A single number is required: how many lines below include the string "group".

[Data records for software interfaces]
+---+

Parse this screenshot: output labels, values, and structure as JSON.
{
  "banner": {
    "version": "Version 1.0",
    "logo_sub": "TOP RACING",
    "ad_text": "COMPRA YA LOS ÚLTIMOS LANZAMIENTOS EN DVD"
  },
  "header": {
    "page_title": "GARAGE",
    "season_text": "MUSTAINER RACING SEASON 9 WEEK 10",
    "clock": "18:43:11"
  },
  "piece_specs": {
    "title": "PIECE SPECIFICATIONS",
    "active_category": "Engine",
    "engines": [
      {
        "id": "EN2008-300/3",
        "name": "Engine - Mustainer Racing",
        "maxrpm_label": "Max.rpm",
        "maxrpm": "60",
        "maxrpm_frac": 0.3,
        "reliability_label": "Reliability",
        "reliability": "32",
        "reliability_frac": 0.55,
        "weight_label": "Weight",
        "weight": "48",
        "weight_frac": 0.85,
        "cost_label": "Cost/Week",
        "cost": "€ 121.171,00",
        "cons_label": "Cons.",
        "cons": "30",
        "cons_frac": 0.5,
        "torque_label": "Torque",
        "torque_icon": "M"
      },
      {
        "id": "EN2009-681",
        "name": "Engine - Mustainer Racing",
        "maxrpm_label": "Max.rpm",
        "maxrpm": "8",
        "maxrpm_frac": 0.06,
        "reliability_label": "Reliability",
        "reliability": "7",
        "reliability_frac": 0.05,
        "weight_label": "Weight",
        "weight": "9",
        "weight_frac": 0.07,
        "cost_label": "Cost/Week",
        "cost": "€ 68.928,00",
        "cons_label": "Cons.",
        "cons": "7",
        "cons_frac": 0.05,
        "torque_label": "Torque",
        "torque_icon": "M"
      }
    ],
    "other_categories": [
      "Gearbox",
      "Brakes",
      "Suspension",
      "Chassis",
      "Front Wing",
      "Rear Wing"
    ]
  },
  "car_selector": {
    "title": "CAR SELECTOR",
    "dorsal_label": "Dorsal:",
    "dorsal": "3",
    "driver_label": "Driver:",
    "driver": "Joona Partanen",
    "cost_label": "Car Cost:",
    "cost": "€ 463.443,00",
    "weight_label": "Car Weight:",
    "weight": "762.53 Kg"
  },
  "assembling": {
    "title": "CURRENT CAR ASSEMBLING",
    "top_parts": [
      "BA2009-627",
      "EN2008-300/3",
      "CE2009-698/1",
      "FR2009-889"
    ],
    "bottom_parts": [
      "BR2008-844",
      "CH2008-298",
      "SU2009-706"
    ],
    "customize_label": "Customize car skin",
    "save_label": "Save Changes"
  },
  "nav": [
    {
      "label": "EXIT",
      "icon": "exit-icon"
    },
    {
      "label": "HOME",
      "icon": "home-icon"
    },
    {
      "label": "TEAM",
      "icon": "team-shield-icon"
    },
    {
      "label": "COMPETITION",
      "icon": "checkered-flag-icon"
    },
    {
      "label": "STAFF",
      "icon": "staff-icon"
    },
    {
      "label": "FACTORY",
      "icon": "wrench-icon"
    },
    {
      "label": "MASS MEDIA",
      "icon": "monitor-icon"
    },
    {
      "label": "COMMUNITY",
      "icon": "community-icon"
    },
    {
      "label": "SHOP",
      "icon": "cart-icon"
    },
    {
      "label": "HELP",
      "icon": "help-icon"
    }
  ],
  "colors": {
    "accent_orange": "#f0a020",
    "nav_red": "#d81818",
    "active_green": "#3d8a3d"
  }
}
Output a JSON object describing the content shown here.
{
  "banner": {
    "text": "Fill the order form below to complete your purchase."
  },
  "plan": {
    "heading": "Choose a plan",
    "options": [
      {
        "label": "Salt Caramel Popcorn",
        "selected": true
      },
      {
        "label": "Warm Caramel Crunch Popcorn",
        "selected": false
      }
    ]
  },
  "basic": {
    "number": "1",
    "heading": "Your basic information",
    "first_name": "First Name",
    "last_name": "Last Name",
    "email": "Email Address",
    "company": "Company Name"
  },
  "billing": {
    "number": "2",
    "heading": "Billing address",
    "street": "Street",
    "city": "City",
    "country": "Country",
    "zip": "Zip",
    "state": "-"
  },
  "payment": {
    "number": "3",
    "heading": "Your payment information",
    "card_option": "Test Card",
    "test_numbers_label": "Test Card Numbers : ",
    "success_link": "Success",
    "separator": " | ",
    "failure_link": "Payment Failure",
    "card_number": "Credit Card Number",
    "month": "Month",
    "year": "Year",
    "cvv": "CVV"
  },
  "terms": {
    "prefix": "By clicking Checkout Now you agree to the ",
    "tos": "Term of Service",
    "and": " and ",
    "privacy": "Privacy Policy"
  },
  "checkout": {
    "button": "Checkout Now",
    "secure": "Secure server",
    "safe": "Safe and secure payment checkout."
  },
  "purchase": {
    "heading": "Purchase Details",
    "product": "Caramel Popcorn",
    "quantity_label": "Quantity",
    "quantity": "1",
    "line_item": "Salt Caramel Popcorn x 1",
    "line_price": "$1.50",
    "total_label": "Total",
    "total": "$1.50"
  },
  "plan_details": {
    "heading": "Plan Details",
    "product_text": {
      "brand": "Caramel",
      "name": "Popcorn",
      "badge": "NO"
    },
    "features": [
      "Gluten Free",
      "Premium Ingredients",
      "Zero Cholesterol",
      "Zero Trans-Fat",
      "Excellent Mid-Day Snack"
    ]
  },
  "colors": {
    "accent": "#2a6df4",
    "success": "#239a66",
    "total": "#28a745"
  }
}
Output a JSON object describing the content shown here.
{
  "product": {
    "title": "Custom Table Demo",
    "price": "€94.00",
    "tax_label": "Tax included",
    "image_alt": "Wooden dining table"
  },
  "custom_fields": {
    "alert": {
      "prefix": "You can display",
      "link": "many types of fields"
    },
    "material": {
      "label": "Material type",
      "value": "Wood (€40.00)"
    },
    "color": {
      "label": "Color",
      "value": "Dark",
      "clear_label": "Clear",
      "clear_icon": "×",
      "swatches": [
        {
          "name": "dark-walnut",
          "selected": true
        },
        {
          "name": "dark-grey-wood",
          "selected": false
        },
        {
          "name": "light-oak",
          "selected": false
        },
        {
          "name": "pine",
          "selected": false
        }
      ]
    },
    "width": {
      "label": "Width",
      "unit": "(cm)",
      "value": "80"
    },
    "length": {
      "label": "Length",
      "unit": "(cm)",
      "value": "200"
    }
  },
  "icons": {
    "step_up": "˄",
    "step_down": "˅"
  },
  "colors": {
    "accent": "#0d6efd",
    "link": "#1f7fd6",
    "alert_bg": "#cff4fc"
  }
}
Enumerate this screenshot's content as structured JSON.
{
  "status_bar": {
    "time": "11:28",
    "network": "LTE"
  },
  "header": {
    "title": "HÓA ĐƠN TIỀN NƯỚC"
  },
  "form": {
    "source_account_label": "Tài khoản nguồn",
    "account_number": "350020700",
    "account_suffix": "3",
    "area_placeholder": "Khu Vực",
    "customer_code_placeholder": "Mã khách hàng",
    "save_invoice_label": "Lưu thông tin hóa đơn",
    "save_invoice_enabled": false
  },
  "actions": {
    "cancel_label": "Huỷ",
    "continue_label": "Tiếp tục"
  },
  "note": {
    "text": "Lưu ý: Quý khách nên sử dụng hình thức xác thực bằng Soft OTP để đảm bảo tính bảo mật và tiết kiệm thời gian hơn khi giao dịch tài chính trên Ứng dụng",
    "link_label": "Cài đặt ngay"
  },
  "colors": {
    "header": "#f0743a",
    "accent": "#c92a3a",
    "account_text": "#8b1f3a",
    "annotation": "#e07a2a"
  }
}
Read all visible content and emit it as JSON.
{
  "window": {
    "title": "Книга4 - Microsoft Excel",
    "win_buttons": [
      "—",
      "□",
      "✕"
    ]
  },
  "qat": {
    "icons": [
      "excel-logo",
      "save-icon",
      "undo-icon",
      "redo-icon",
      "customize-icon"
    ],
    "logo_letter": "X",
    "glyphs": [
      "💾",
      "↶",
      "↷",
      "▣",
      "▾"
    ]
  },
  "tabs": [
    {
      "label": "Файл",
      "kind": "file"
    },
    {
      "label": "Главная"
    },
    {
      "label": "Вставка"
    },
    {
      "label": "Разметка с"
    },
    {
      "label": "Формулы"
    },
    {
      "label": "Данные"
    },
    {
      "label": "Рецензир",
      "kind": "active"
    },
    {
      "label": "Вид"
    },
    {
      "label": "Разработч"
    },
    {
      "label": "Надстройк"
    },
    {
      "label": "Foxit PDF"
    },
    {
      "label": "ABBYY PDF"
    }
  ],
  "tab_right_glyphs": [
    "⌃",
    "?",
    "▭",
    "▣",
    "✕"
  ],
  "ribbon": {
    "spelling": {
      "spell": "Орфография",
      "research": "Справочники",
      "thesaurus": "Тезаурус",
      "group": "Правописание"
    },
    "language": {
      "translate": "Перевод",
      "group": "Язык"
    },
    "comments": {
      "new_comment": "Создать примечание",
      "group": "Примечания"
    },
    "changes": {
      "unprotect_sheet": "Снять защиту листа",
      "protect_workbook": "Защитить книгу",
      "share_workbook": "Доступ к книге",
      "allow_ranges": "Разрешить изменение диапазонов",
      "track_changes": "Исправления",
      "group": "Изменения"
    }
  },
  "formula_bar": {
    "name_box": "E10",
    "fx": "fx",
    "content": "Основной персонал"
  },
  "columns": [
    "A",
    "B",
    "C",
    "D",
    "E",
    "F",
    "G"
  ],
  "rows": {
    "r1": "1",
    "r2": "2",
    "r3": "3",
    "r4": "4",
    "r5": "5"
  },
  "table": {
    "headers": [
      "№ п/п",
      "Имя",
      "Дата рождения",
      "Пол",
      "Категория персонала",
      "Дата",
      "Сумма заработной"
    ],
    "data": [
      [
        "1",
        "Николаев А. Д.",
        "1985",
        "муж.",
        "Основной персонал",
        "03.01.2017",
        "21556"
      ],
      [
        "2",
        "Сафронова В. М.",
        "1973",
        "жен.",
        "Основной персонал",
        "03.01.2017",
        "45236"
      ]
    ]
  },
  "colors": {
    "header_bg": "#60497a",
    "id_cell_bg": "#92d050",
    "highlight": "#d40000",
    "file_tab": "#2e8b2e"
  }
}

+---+

**Reply to the exercise**: 4